## Your assignment
Write every record out again exactly as shown below.

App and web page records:
________________
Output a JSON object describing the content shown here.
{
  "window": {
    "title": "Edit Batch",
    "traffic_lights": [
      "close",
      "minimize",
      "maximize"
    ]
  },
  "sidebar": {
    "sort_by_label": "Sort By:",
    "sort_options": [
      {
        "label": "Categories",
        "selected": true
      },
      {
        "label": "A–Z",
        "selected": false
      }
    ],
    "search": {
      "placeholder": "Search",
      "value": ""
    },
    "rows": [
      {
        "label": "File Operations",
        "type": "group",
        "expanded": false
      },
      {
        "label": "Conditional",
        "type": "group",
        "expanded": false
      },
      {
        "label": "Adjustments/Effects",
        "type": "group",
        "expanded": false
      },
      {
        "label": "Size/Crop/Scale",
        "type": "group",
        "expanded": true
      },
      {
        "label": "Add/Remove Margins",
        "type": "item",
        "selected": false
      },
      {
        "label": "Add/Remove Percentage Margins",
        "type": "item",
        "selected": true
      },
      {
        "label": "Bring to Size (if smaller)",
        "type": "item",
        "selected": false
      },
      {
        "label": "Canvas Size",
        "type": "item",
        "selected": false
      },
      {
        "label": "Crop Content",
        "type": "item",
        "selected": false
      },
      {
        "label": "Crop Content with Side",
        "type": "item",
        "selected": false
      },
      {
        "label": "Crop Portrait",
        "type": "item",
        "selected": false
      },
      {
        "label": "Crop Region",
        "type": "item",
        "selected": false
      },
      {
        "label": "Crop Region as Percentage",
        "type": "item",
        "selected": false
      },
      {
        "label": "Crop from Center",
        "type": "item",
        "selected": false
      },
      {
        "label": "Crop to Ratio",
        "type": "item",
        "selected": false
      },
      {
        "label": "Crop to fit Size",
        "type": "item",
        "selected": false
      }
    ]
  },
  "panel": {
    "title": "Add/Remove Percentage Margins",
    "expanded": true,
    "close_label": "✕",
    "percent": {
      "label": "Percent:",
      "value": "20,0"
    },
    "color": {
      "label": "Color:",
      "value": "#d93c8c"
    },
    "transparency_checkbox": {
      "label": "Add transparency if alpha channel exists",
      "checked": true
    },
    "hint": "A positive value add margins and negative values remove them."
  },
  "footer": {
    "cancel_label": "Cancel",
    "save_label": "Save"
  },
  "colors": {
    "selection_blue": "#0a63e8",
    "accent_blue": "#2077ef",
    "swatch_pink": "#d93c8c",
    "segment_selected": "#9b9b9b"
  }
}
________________
## Solution to this problem
Output a JSON object describing the content shown here.
{
  "window": {
    "title": "Edit Batch",
    "traffic_lights": [
      "close",
      "minimize",
      "maximize"
    ]
  },
  "sidebar": {
    "sort_by_label": "Sort By:",
    "sort_options": [
      {
        "label": "Categories",
        "selected": true
      },
      {
        "label": "A–Z",
        "selected": false
      }
    ],
    "search": {
      "placeholder": "Search",
      "value": ""
    },
    "rows": [
      {
        "label": "File Operations",
        "type": "group",
        "expanded": false
      },
      {
        "label": "Conditional",
        "type": "group",
        "expanded": false
      },
      {
        "label": "Adjustments/Effects",
        "type": "group",
        "expanded": false
      },
      {
        "label": "Size/Crop/Scale",
        "type": "group",
        "expanded": true
      },
      {
        "label": "Add/Remove Margins",
        "type": "item",
        "selected": false
      },
      {
        "label": "Add/Remove Percentage Margins",
        "type": "item",
        "selected": true
      },
      {
        "label": "Bring to Size (if smaller)",
        "type": "item",
        "selected": false
      },
      {
        "label": "Canvas Size",
        "type": "item",
        "selected": false
      },
      {
        "label": "Crop Content",
        "type": "item",
        "selected": false
      },
      {
        "label": "Crop Content with Side",
        "type": "item",
        "selected": false
      },
      {
        "label": "Crop Portrait",
        "type": "item",
        "selected": false
      },
      {
        "label": "Crop Region",
        "type": "item",
        "selected": false
      },
      {
        "label": "Crop Region as Percentage",
        "type": "item",
        "selected": false
      },
      {
        "label": "Crop from Center",
        "type": "item",
        "selected": false
      },
      {
        "label": "Crop to Ratio",
        "type": "item",
        "selected": false
      },
      {
        "label": "Crop to fit Size",
        "type": "item",
        "selected": false
      }
    ]
  },
  "panel": {
    "title": "Add/Remove Percentage Margins",
    "expanded": true,
    "close_label": "✕",
    "percent": {
      "label": "Percent:",
      "value": "20,0"
    },
    "color": {
      "label": "Color:",
      "value": "#d93c8c"
    },
    "transparency_checkbox": {
      "label": "Add transparency if alpha channel exists",
      "checked": true
    },
    "hint": "A positive value add margins and negative values remove them."
  },
  "footer": {
    "cancel_label": "Cancel",
    "save_label": "Save"
  },
  "colors": {
    "selection_blue": "#0a63e8",
    "accent_blue": "#2077ef",
    "swatch_pink": "#d93c8c",
    "segment_selected": "#9b9b9b"
  }
}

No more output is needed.